Task:
Across all the records, filter for lines with the word "файла" and copy them.

[Items from an interface collection]
____________________
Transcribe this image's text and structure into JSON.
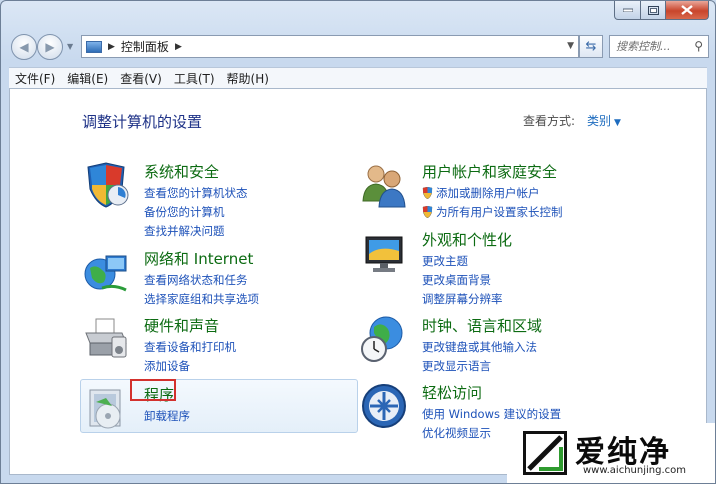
{
  "window": {
    "colors": {
      "link": "#1e52b9",
      "heading": "#0c6b12",
      "title": "#1e3287",
      "highlight": "#d3312d"
    }
  },
  "nav": {
    "breadcrumb": "控制面板",
    "search_placeholder": "搜索控制..."
  },
  "menu": [
    "文件(F)",
    "编辑(E)",
    "查看(V)",
    "工具(T)",
    "帮助(H)"
  ],
  "page": {
    "title": "调整计算机的设置",
    "view_by_label": "查看方式:",
    "view_by_value": "类别"
  },
  "categories": [
    {
      "title": "系统和安全",
      "icon": "security-shield-icon",
      "links": [
        "查看您的计算机状态",
        "备份您的计算机",
        "查找并解决问题"
      ]
    },
    {
      "title": "网络和 Internet",
      "icon": "network-globe-icon",
      "links": [
        "查看网络状态和任务",
        "选择家庭组和共享选项"
      ]
    },
    {
      "title": "硬件和声音",
      "icon": "printer-icon",
      "links": [
        "查看设备和打印机",
        "添加设备"
      ]
    },
    {
      "title": "程序",
      "icon": "programs-icon",
      "links": [
        "卸载程序"
      ]
    },
    {
      "title": "用户帐户和家庭安全",
      "icon": "users-icon",
      "links": [
        "添加或删除用户帐户",
        "为所有用户设置家长控制"
      ]
    },
    {
      "title": "外观和个性化",
      "icon": "monitor-icon",
      "links": [
        "更改主题",
        "更改桌面背景",
        "调整屏幕分辨率"
      ]
    },
    {
      "title": "时钟、语言和区域",
      "icon": "clock-globe-icon",
      "links": [
        "更改键盘或其他输入法",
        "更改显示语言"
      ]
    },
    {
      "title": "轻松访问",
      "icon": "ease-of-access-icon",
      "links": [
        "使用 Windows 建议的设置",
        "优化视频显示"
      ]
    }
  ],
  "watermark": {
    "name": "爱纯净",
    "url": "www.aichunjing.com"
  }
}
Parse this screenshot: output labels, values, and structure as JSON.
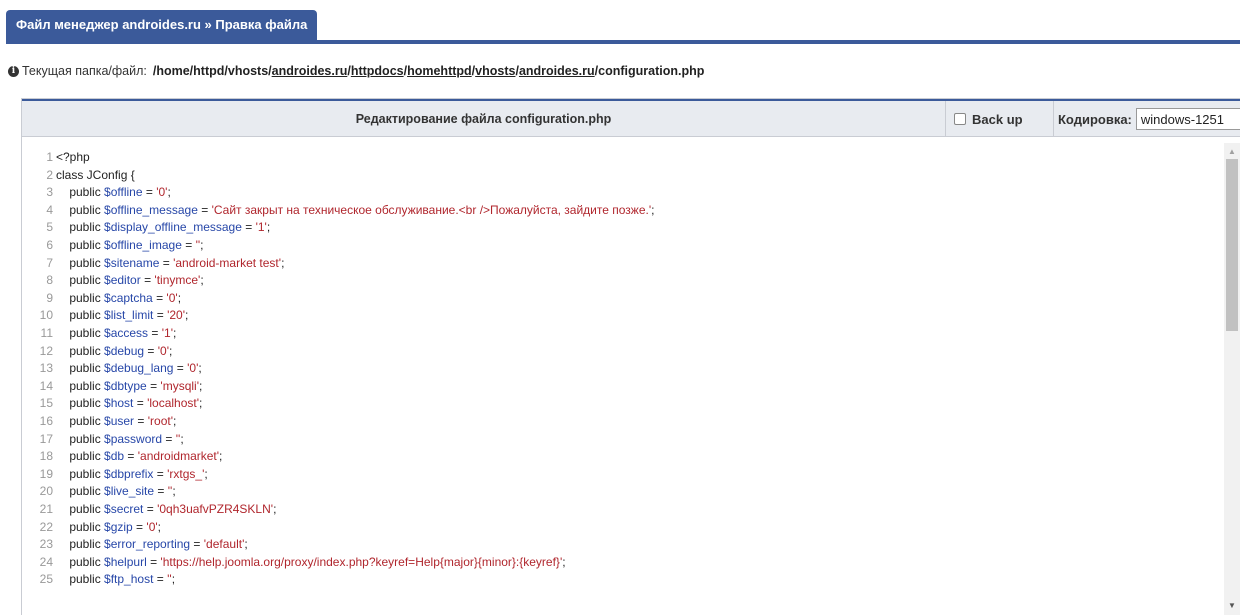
{
  "tab": {
    "title": "Файл менеджер androides.ru » Правка файла"
  },
  "path": {
    "label": "Текущая папка/файл:",
    "prefix": "/home/httpd/vhosts/",
    "segments": [
      "androides.ru",
      "httpdocs",
      "homehttpd",
      "vhosts",
      "androides.ru"
    ],
    "filename": "/configuration.php"
  },
  "editor": {
    "title": "Редактирование файла configuration.php",
    "backup_label": "Back up",
    "encoding_label": "Кодировка:",
    "encoding_value": "windows-1251"
  },
  "code_lines": [
    {
      "n": "1",
      "plain": "<?php"
    },
    {
      "n": "2",
      "plain": "class JConfig {"
    },
    {
      "n": "3",
      "var": "$offline",
      "val": "'0'"
    },
    {
      "n": "4",
      "var": "$offline_message",
      "val": "'Сайт закрыт на техническое обслуживание.<br />Пожалуйста, зайдите позже.'"
    },
    {
      "n": "5",
      "var": "$display_offline_message",
      "val": "'1'"
    },
    {
      "n": "6",
      "var": "$offline_image",
      "val": "''"
    },
    {
      "n": "7",
      "var": "$sitename",
      "val": "'android-market test'"
    },
    {
      "n": "8",
      "var": "$editor",
      "val": "'tinymce'"
    },
    {
      "n": "9",
      "var": "$captcha",
      "val": "'0'"
    },
    {
      "n": "10",
      "var": "$list_limit",
      "val": "'20'"
    },
    {
      "n": "11",
      "var": "$access",
      "val": "'1'"
    },
    {
      "n": "12",
      "var": "$debug",
      "val": "'0'"
    },
    {
      "n": "13",
      "var": "$debug_lang",
      "val": "'0'"
    },
    {
      "n": "14",
      "var": "$dbtype",
      "val": "'mysqli'"
    },
    {
      "n": "15",
      "var": "$host",
      "val": "'localhost'"
    },
    {
      "n": "16",
      "var": "$user",
      "val": "'root'"
    },
    {
      "n": "17",
      "var": "$password",
      "val": "''"
    },
    {
      "n": "18",
      "var": "$db",
      "val": "'androidmarket'"
    },
    {
      "n": "19",
      "var": "$dbprefix",
      "val": "'rxtgs_'"
    },
    {
      "n": "20",
      "var": "$live_site",
      "val": "''"
    },
    {
      "n": "21",
      "var": "$secret",
      "val": "'0qh3uafvPZR4SKLN'"
    },
    {
      "n": "22",
      "var": "$gzip",
      "val": "'0'"
    },
    {
      "n": "23",
      "var": "$error_reporting",
      "val": "'default'"
    },
    {
      "n": "24",
      "var": "$helpurl",
      "val": "'https://help.joomla.org/proxy/index.php?keyref=Help{major}{minor}:{keyref}'"
    },
    {
      "n": "25",
      "var": "$ftp_host",
      "val": "''"
    }
  ],
  "keyword": "public"
}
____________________
Result of this exercise:
    "title": "Файл менеджер androides.ru » Правка файла"
    "title": "Редактирование файла configuration.php",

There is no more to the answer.